Extracted data entries
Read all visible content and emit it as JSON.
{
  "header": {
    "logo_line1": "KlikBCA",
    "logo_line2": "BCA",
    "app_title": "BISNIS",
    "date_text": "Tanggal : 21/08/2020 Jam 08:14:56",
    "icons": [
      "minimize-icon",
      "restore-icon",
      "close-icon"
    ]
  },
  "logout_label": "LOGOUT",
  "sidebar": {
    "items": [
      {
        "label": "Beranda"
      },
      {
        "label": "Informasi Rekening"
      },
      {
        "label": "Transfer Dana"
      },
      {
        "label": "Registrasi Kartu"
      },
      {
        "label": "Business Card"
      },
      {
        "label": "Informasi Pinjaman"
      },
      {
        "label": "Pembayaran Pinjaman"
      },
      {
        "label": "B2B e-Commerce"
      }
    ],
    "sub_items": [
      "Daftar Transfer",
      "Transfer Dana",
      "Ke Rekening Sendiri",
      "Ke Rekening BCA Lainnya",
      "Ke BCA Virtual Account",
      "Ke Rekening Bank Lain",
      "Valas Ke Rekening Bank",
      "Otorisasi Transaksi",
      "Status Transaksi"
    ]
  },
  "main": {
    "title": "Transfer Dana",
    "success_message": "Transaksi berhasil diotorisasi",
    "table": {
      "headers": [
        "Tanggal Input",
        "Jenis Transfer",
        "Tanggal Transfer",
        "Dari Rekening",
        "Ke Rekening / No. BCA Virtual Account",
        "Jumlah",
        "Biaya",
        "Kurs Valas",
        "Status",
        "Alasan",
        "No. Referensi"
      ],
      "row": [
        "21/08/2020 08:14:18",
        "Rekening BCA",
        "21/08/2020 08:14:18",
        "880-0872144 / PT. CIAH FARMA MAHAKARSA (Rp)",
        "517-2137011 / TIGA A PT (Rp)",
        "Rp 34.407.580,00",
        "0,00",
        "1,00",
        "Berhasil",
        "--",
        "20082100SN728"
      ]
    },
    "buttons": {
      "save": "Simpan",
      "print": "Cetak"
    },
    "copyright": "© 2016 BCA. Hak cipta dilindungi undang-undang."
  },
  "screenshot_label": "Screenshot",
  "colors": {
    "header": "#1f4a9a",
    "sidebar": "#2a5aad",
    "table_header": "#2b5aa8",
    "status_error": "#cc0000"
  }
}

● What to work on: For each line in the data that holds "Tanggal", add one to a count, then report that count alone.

● Reply to the task: 3